__Work item__
Where a line below carries the word "Ctrl", include it in the count, then give the count alone.

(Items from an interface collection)
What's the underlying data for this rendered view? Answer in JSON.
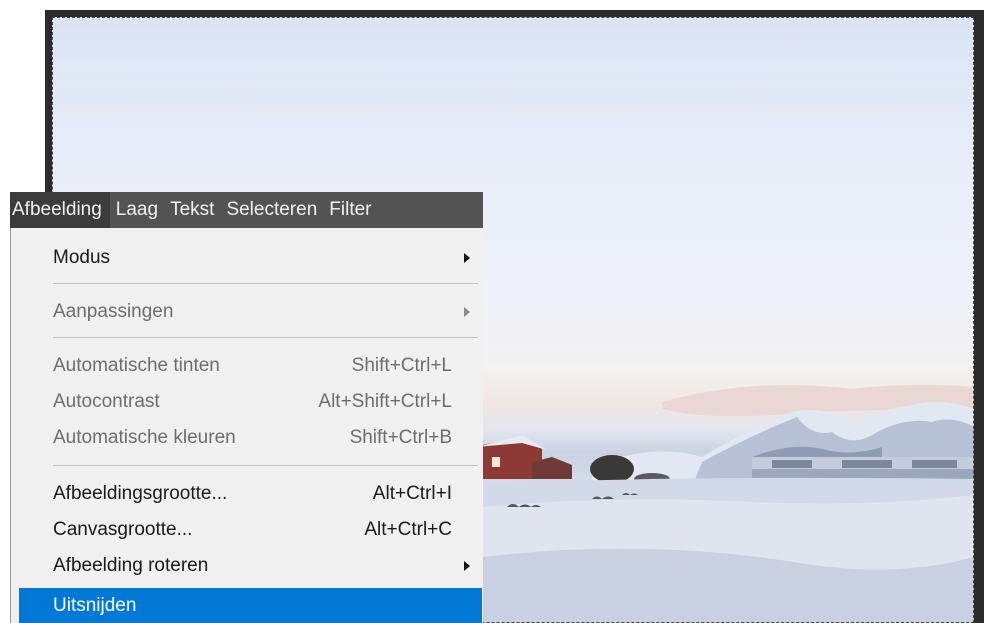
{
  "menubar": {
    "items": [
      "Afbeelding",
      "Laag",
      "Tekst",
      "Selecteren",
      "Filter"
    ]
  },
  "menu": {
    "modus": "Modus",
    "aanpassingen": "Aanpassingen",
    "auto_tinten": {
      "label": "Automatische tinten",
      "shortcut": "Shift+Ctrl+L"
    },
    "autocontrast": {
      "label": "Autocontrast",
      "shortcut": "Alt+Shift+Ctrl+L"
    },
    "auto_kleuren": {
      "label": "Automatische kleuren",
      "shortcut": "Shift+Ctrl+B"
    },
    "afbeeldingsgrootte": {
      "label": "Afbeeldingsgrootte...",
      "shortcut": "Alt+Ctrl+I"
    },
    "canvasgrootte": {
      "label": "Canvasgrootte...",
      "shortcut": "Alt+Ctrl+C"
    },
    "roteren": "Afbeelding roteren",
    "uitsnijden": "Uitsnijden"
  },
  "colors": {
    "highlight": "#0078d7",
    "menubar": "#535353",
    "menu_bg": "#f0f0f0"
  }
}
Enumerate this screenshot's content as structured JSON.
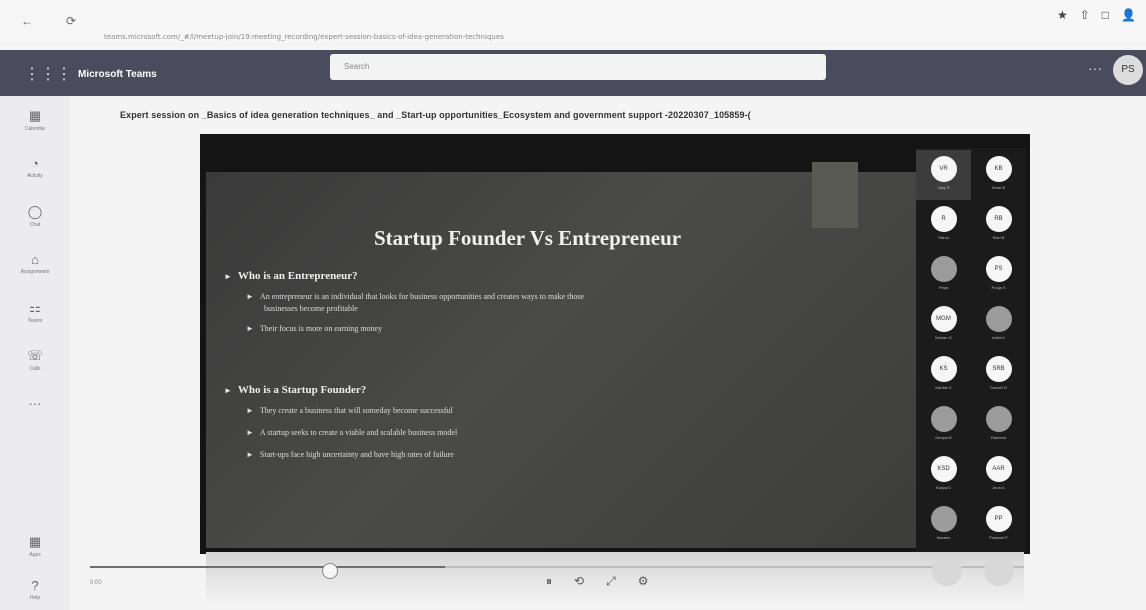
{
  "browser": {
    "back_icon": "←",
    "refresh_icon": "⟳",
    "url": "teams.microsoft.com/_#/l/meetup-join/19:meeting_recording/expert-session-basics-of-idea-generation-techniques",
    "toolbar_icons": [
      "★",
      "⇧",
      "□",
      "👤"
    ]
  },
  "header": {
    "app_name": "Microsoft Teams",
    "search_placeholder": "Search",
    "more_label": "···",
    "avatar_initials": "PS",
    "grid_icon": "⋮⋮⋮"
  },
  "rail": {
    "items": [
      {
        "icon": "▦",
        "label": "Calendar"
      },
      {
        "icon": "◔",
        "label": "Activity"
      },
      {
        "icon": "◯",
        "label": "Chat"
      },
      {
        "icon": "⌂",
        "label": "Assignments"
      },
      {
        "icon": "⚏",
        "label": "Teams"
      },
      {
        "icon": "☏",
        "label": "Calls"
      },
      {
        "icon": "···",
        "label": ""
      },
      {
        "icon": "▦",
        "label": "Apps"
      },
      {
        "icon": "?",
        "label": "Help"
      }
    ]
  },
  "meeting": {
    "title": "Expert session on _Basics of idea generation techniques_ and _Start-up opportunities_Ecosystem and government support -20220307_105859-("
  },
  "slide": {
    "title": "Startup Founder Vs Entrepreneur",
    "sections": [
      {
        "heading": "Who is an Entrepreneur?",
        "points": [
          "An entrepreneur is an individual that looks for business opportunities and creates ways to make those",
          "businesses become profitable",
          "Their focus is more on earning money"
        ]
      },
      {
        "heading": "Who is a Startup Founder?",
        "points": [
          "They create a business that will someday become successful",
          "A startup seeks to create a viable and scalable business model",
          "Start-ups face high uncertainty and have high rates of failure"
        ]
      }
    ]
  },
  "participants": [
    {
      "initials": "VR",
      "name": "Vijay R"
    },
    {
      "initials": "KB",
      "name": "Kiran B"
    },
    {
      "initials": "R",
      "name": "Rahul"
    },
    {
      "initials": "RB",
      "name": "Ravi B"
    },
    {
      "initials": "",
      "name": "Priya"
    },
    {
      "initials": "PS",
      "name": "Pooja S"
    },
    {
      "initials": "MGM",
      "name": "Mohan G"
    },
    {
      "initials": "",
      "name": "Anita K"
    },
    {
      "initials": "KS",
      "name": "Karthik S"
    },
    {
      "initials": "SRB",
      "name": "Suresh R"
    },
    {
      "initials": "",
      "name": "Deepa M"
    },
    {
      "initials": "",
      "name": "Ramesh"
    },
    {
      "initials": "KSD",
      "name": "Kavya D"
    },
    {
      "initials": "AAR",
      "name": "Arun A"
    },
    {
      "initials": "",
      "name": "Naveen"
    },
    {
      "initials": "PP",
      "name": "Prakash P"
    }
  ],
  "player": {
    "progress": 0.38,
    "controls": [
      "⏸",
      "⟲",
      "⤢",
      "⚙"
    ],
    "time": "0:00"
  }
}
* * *
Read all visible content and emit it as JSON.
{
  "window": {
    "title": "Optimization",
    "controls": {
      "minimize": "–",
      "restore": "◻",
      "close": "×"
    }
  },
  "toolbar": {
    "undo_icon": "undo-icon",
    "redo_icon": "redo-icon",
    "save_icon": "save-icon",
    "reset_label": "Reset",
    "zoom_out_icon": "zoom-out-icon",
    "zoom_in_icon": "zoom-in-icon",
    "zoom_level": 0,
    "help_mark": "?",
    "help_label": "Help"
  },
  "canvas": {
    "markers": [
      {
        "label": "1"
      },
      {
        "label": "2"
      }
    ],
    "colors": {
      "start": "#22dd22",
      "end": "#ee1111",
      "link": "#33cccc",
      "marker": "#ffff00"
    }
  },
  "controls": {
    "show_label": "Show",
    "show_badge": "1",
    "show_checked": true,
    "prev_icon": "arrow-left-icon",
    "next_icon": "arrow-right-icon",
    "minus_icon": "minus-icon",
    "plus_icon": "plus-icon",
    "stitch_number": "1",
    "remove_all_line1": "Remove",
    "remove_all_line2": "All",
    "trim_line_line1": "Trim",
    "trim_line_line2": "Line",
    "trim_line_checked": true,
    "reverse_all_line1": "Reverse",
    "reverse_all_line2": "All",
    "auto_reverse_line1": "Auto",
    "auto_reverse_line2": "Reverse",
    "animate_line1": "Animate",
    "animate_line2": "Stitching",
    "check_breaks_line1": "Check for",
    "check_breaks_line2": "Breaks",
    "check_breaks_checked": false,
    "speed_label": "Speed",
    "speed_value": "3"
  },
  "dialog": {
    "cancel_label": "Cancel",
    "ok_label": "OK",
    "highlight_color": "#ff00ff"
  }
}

__Finished exercise__
5